The DMG's objective was to "review the self-regulatory scheme for regulating ad content and make proposals that will ensure the future sustainability of the system in the light of the rapid development of interactive digital media techniques."
In July 2008 the Group published an interim "Remit Report". Progress had clearly been made in, for instance, determining the categories of on-line media that might be brought within the self regulatory tent. The Report suggested that under the new regime, advergames, pay-per-click search results, static and dynamic in-game advertising and pay per click search listings on price comparison sites should all be within remit, with more possibly to come.
Where the July 2008 Report was less clear, however, was in the area of how exactly the brave new system might be funded and enforced. Here it stated lamely that the group was consulting with stakeholders with a view to publishing a further report on funding and enforcement. A consultation on full recommendations was promised in August 2008, followed by full recommendations in September 2008.
This forecast proved to be a tad optimistic, however, as it was not until sixteen months later that further news filtered out. But the source of the November 2009 announcement was not the DMG. Clearly underlining the reasons for the delay, the update came from the Advertising Standards Board of Finance. "ASBOF" is the sister body to the ASA that organises the funding of the system.
In a short press release, ASBOF announced that funding for the extending of the ASA's remit to "marketing on websites" had been agreed.
So far so good, although the phrase "marketing on websites" does not feature in the DMG report of July 2008 and suggests a far more limited remit extension than previously indicated.
Announcement tails off
From that point on, however, the ASBOF press release paints a significantly less conclusive picture. It turns out that the only part of the funding needed for the new system that is so far in place is "vital seed capital from Google". Still to be finalised apparently were the small matters of:
- the source of the remaining funding;
- the details of which online advertising the ASA's remit was extending to; and
All this meant that the extended system was not likely to come into operation until the second half of 2010, ASBOF said, in other words in all likelihood getting on for a year from now at the earliest.
Why this matters:
Although the ASBOF release was greeted with much fanfare and back-slapping amongst the great and the good of the ad firmament, there is clearly much work still to do. Reports indicate that search engines are accepting of the fact that given the substantial revenue they derive from website owners looking to buy links to their sites, they must shoulder a degree of responsibility for the new system. It remains to be seen, however, whether this nets out to more than Google, as the dominant player in the space, committing to a contribution of just "seed corn funding."

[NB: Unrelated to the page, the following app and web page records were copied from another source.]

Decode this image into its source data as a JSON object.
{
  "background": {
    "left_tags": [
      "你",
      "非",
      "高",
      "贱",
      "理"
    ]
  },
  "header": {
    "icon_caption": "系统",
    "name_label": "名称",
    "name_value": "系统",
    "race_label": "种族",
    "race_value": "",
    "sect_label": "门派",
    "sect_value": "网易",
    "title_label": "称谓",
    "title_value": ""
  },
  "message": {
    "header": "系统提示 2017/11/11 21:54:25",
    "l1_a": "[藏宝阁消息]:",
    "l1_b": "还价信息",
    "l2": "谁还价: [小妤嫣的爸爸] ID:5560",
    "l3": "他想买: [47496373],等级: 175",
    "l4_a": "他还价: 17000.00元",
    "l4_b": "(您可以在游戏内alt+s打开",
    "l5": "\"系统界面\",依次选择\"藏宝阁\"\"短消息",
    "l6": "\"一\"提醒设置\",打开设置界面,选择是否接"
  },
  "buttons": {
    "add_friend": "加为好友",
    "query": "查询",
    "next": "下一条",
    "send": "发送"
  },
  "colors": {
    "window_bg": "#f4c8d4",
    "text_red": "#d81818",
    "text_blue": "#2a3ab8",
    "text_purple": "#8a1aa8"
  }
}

Also to be resolved is the knotty question of whether only websites on UK servers will be caught and if so, how rules can be put in place to avoid UK advertisers neatly sidestepping this by relocating their sites.
Then there is the issue of just what "marketing on websites" will extend to. Will the DMG's high flown ideas of the system extending to advergames, pay-per-click search results, static and dynamic in-game advertising and pay per click search listings on price comparison sites end in tears?
And given that assurances have apparently been given that sanctions for breaching the CAP Code will not include the removal of a site from Google's index of the web, just how will the system have teeth?
All remains to be seen and clearly there is some way to go on this yet, with funding still key.